▶ **Activity**
Whenever a line contains the string "icon", copy it out of the entries.

<<<<

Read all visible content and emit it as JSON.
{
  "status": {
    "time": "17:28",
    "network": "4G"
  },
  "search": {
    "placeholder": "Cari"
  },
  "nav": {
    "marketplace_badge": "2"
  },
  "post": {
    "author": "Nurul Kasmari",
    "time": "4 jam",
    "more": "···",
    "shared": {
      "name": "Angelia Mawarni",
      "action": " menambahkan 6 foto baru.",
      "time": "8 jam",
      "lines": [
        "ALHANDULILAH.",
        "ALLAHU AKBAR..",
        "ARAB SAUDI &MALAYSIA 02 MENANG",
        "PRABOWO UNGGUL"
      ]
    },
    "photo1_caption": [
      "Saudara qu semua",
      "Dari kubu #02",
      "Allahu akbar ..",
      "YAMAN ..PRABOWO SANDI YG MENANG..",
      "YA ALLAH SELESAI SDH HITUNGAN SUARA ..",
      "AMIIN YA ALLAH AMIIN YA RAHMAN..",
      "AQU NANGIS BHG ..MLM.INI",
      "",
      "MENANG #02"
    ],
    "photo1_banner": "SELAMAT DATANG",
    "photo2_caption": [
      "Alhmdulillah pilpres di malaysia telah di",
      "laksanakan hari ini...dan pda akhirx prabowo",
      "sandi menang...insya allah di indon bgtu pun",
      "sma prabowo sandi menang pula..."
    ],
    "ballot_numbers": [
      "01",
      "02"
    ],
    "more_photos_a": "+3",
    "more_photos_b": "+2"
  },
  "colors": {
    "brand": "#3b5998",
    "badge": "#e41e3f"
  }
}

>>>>
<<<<

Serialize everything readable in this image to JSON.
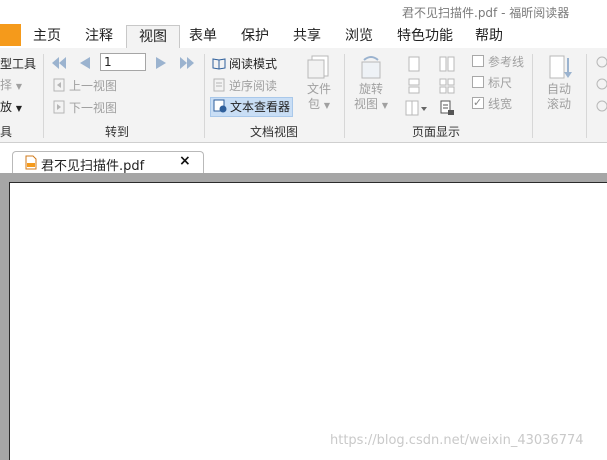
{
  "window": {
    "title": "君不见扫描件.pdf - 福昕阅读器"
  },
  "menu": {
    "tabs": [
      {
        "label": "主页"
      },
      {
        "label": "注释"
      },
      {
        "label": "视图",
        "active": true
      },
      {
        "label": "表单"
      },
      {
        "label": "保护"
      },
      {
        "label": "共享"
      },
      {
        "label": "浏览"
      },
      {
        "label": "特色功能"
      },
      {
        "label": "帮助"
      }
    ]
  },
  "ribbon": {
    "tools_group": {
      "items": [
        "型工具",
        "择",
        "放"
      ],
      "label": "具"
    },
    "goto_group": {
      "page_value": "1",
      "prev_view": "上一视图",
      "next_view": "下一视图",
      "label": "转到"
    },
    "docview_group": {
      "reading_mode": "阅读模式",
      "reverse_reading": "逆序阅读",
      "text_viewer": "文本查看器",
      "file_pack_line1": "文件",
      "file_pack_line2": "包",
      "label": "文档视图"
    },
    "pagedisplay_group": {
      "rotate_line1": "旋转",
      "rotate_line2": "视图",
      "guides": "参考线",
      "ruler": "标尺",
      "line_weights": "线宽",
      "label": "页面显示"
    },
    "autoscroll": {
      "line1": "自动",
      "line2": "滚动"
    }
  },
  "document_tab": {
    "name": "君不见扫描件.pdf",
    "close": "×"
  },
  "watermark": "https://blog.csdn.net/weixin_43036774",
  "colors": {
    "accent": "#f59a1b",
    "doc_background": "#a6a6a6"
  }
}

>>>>
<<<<

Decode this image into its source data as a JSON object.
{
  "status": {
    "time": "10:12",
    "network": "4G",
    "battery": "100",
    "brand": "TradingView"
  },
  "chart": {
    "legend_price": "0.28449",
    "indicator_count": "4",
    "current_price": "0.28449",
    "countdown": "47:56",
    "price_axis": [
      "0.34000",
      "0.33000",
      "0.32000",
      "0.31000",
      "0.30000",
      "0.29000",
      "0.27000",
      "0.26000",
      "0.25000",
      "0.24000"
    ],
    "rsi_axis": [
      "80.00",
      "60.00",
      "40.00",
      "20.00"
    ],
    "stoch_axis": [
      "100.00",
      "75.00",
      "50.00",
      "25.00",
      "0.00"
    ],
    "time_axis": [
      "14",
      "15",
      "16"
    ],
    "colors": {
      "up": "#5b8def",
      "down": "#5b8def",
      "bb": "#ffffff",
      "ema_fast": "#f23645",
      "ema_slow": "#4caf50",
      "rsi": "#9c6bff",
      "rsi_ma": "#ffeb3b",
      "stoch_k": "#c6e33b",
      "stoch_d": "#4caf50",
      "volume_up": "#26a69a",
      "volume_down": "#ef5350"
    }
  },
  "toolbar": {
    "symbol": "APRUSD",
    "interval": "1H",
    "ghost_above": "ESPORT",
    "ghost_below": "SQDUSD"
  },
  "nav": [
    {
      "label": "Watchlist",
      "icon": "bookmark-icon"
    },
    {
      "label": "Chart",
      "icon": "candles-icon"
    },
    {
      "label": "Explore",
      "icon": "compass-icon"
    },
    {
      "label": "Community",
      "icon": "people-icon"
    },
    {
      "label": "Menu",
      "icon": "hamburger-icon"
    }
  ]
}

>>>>

▶ **Answer to this task**
      "icon": "bookmark-icon"
      "icon": "candles-icon"
      "icon": "compass-icon"
      "icon": "people-icon"
      "icon": "hamburger-icon"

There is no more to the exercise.